Modern and contemporary Italian sculptures feature innovation, abstraction, and material exploration. Artists embrace minimalism, address social issues, and blend traditional techniques with new materials.

They express individuality, engage in global collaboration, and may create interactive installations. The art scene continually evolves, reflecting diverse perspectives and maintaining connections to cultural heritage.

L.O.V.E (Il Dito)

L.O.V.E (Il Dito) Photo by Ralf Steinberger

The Statue of L.O.V.E is a sculpture made by Maurizio Cattelan in 2010, depicting a hand with only the middle finger intact. L.O.V.E stands for “Libertà, Odio, Vendetta, Eternità,” representing Freedom, Hatred, Revenge, and Eternity.

The statue serves as a criticism of fascists and a protest against financial institutions in response to the 2007-2008 financial crisis.

Sculpture viewed from the Palazzo Mezzanotte Photo by Paolobon140

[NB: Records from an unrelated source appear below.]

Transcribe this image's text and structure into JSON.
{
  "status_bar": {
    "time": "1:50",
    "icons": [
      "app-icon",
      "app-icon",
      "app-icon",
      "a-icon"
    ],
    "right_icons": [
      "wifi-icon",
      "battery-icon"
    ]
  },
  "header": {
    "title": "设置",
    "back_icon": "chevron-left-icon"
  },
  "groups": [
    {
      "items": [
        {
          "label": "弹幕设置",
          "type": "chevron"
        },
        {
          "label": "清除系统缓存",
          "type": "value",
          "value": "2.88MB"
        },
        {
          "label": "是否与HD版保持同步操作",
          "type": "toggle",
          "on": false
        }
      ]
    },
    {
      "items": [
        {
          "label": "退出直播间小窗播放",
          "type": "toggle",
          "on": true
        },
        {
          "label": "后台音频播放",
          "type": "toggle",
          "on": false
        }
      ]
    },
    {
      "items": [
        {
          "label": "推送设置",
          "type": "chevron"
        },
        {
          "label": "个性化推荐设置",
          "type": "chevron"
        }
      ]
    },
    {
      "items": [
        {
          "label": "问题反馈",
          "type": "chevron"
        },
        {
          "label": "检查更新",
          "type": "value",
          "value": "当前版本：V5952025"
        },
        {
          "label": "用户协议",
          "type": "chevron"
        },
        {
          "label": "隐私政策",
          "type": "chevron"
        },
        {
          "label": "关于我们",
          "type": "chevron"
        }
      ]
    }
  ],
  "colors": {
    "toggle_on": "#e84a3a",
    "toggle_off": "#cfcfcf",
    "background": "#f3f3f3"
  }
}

The Union Bridge

Giant Hands in Venice Photo by Steve Jurvetson

The Union Bridge statue, crafted by artist and sculptor Lorenzo Quinn, was revealed in 2019 at the Arsenale aqueduct in Venice. This immense statue stands 15 meters tall and 19.5 meters wide.

It showcases six pairs of hands representing universal human values: friendship, faith, help, love, hope, and wisdom.

Volare

‘Volare’ by Lorenzo Quinn Photo by Loz Pycock

The Flying Sculpture was commissioned by Cadogan Estates in 2009 and designed by Italian artist Lorenzo Quinn. It was unveiled in 2011 at Cadogan North Gardens in London, England.

This sculpture represents hope and aspiration, serving as a source of inspiration for individuals to pursue their dreams. The outstretched arms of the sculpture convey a sense of unity and connection.

The gardens of Cadogan Place Photo by Halcyon Gallery

Gravity

Gravedad (Lorenzo Quinn) Photo by Ecelan

Gravity is a sculpture crafted by renowned Italian artist Lorenzo Quinn. It depicts a man holding up a woman.

This sculpture, measuring 43 x 28 cm, symbolizes the delicate nature of life and the significance of maintaining balance.

The artwork is signed by Lorenzo Quinn and serves as a powerful representation of the interplay between strength and vulnerability.

Gravity Male bronze
Gravity Photo by Loco Steve

The Force of Nature

The Force of Nature Photo by Steve Fareham

Force of Nature is a collection of sculptures created by artist Lorenzo Quinn, featuring a woman twirling the world using a piece of cloth.

The sculpture portrays Mother Nature, as she holds her clothes and hair behind her head, moved by a powerful gust of wind.

The Force of Nature II Photo by Halcyon Gallery

This woman, who is probably Mother Nature, is forced to cover her clothes and hair behind her head by a gust of wind.

Various versions of the artwork, made from materials like bronze, stainless steel, and aluminum, have been installed in several locations worldwide, including England, the United States, Monaco, and Singapore.

See also Famous Italian Landscape Paintings: 8 Secret Gems of Italy

Famous Italian Sculptures: A Recap

The realm of famous Italian sculpture is vast and rich, spanning centuries of art history and showcasing the talents of leading sculptors such as Andrea del Verrocchio. From terracotta models to clay sculptures, these works have left an indelible mark on the art world.

The Metropolitan Museum and other museums around the world house renowned pieces from the same time period, including those inspired by Leonardo da Vinci’s iconic paintings. Among the most famous sculptures are those that depict historical figures like Charles Borromeo, as well as intricate statues and monuments that adorn cities like Florence.

These masterpieces serve as a testament to the skill and creativity of Italian artists, who continue to inspire admiration and awe. Whether in a museum setting or standing proudly in a public square, these sculptures captivate audiences with their beauty and craftsmanship. As the legacy of Italian sculpture endures, it continues to shape the landscape of art and culture, transcending boundaries and enriching the lives of all who encounter it.